The more recent story of Sam is well told by WVKR-FM DJ Doug Price in the notes for his new and wonderful Delmark CD. Truly a notable comeback and I no longer have to think “if only…” It has finally happened for Little Sam Davis and I wish him a long and productive career in the world of blues music. He deserves it.
* This lead to my being regarded as the “world authority” on the Piedmont/Southeast blues style, a fact that got me permanent residency here in Australia. That was through the “Distinguished Talents” sub/side category for those in sport or the arts. Needless to say, I do NOT fit into the former! So it was all not for naught!!

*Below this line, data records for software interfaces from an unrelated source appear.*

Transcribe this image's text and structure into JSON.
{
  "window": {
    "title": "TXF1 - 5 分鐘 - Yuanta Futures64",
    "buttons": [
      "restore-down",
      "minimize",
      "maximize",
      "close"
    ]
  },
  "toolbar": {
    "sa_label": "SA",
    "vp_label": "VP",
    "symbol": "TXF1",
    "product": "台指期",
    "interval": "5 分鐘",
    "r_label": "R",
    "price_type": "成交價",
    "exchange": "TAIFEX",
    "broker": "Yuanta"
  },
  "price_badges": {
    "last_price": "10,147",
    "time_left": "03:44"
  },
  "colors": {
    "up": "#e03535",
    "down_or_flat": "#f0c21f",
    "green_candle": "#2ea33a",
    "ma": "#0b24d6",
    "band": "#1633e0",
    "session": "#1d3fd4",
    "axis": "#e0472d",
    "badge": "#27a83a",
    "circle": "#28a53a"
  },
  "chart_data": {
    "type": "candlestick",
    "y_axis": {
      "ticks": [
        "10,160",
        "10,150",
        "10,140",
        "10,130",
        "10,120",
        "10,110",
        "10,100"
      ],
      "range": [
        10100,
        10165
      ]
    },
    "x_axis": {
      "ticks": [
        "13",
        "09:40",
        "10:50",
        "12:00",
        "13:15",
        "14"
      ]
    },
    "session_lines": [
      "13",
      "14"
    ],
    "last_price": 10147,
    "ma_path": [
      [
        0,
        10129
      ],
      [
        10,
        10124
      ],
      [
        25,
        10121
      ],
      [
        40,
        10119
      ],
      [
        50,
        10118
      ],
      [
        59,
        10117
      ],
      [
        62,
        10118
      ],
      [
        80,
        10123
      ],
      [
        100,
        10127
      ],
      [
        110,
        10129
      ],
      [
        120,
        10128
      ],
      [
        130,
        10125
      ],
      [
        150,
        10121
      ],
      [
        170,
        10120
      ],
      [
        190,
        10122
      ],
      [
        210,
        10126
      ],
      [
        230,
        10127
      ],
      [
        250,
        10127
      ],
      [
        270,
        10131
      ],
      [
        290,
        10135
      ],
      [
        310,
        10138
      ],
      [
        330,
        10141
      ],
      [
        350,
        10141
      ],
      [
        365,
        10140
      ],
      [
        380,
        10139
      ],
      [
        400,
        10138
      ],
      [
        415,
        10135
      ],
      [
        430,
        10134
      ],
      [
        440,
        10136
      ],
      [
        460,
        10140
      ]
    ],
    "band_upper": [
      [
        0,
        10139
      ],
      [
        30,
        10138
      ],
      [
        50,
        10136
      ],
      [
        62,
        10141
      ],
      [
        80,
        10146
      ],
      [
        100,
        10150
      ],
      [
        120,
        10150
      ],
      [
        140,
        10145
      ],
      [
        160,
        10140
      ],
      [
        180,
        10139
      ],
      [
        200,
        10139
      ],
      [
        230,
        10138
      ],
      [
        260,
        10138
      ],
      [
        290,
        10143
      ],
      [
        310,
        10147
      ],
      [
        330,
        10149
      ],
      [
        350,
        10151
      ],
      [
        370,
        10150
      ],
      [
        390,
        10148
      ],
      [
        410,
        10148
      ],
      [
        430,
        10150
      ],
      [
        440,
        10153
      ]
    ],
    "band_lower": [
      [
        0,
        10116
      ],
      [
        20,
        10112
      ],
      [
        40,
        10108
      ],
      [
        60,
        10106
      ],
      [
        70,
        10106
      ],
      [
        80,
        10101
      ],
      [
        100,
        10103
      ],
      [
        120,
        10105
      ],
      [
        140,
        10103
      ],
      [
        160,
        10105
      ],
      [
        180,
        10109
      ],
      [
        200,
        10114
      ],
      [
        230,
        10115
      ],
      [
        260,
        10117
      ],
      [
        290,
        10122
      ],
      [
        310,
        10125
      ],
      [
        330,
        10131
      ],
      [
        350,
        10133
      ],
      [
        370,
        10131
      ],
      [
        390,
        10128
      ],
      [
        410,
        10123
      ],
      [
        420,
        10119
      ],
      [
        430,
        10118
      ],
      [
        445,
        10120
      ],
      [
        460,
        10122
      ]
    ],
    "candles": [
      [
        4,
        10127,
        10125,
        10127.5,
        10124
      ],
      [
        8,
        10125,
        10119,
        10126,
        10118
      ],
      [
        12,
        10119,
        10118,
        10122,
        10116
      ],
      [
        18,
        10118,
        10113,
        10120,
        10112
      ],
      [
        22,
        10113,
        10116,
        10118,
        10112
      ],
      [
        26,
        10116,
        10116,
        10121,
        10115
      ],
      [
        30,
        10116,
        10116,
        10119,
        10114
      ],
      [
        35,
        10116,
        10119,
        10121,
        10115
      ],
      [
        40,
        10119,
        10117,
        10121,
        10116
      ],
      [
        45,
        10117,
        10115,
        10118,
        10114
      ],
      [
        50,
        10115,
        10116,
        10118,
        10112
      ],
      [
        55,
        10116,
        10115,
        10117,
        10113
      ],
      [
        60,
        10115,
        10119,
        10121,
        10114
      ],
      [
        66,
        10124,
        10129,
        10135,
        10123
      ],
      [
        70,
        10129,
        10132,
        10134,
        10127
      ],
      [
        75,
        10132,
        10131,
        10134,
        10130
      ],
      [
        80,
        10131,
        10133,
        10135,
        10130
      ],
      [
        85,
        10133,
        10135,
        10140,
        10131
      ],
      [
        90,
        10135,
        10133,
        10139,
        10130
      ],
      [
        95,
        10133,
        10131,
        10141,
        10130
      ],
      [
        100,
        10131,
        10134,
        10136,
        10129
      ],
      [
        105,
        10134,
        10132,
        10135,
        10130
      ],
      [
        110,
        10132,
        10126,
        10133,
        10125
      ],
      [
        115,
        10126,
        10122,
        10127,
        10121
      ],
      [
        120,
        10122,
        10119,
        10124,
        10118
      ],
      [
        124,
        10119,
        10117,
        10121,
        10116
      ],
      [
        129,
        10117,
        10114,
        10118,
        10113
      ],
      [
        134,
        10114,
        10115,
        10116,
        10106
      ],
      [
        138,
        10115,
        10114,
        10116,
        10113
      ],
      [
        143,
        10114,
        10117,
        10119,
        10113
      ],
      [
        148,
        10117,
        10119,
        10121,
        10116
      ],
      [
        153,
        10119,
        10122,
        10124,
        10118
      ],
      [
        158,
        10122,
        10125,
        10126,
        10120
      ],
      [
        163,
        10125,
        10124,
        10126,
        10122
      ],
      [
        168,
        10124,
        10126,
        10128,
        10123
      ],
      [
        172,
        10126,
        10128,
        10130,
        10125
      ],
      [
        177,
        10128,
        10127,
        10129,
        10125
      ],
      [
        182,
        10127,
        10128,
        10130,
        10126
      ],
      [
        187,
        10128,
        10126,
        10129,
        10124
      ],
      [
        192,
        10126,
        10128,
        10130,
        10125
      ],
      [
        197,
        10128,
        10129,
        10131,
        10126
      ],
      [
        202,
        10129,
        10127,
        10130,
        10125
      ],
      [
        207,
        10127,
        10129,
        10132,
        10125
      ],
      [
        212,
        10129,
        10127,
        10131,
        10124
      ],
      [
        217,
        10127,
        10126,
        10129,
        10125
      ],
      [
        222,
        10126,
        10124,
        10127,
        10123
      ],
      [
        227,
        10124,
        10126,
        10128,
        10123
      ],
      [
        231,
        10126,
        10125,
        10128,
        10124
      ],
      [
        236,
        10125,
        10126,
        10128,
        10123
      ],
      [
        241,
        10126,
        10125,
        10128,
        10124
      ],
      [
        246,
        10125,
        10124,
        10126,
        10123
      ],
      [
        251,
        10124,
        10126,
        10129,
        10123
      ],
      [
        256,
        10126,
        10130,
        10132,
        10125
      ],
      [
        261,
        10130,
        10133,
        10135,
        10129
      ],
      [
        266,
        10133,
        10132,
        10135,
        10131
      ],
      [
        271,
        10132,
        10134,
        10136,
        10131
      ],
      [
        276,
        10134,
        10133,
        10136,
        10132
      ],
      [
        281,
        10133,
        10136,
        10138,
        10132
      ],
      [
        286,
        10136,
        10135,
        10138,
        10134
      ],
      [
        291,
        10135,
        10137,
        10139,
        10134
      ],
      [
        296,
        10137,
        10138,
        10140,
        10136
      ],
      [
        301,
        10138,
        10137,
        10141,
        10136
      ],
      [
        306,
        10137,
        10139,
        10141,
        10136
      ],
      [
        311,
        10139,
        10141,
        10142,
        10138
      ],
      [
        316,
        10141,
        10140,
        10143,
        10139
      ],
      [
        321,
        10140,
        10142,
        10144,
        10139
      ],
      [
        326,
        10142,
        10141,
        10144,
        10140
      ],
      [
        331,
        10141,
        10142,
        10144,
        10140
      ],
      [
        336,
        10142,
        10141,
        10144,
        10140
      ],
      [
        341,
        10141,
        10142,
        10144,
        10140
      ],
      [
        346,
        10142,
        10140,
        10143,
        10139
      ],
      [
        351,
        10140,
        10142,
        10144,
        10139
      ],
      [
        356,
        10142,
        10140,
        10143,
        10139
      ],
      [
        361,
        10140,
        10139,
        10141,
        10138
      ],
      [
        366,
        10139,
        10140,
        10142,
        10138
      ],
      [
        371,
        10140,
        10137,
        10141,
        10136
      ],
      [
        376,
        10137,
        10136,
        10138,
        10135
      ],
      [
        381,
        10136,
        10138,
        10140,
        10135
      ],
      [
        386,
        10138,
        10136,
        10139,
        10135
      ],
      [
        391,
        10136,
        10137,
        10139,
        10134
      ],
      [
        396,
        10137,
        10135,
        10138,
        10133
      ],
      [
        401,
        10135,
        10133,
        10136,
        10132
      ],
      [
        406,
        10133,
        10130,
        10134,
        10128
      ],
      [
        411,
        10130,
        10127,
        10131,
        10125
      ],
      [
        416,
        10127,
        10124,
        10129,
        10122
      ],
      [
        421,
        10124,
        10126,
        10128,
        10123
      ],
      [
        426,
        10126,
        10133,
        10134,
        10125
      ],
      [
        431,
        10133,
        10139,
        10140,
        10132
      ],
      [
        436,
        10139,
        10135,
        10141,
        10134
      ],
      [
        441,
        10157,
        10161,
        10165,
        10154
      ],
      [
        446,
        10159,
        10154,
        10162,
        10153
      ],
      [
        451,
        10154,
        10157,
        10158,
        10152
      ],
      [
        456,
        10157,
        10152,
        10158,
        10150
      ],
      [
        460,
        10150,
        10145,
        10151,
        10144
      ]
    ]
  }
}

Peter B. Lowry
Published: BLUES & RHYTHM #118, Apr 1997 – p. 17.
Sam also found a connection with Don Imus, NYC’s first popular radio “shock jock” and appeared many times on the show with some of his musicians. He also became connected with Levon Helm in Woodstock, playing at his place on week-ends. A more recent stroke has occurred; I have no knowledge of how he’s doing today – Doug Price hadn’t any information the last time I was in touch with him. I trust that he’s well and being taken care of by Fred Scribner (his guitarist): He had a second CD released pre-stroke by Fred that is almost as good as the Delmark. His voice shows signs of diminishment through age and/or cigarettes, but his harp playing was still strong. You just never know where you’ll find great talent… Poughkeepsie, NY?! (2008)
This is a link to a very good documentary on Sam: https://vimeo.com/49407752
Latest info is that Sam has recovered well enough to begin playing at Levon’s once again… both are survivors of similar serious illness. Let’s hope he keeps being OK. (2010)
Sadly, Sam has had more strokes and is now living in an assisted care home near Middletown, NY. (2011)